▶ _ASSIGNED TASK_:
Each line of the data below that includes the string "icon" must be copied.
>>>>>
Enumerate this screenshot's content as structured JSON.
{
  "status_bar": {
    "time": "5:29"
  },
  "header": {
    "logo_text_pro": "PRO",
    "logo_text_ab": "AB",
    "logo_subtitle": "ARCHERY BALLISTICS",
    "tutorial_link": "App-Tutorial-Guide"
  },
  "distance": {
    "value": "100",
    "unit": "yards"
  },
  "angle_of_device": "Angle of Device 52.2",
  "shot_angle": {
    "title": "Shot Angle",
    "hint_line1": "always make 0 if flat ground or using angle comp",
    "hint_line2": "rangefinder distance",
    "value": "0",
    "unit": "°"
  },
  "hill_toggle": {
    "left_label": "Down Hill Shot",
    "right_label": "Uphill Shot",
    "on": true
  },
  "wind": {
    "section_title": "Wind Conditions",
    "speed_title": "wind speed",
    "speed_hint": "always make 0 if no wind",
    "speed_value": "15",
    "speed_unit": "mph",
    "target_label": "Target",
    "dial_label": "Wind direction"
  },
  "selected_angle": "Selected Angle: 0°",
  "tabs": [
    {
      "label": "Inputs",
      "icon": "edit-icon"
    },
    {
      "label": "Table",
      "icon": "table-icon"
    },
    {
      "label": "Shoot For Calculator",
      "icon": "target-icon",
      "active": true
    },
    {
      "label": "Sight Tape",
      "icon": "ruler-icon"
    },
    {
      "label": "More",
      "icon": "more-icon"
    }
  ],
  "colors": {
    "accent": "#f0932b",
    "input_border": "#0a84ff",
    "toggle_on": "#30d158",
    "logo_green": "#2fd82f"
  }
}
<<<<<
▶ _EXPECTED ANSWER_:
      "icon": "edit-icon"
      "icon": "table-icon"
      "icon": "target-icon",
      "icon": "ruler-icon"
      "icon": "more-icon"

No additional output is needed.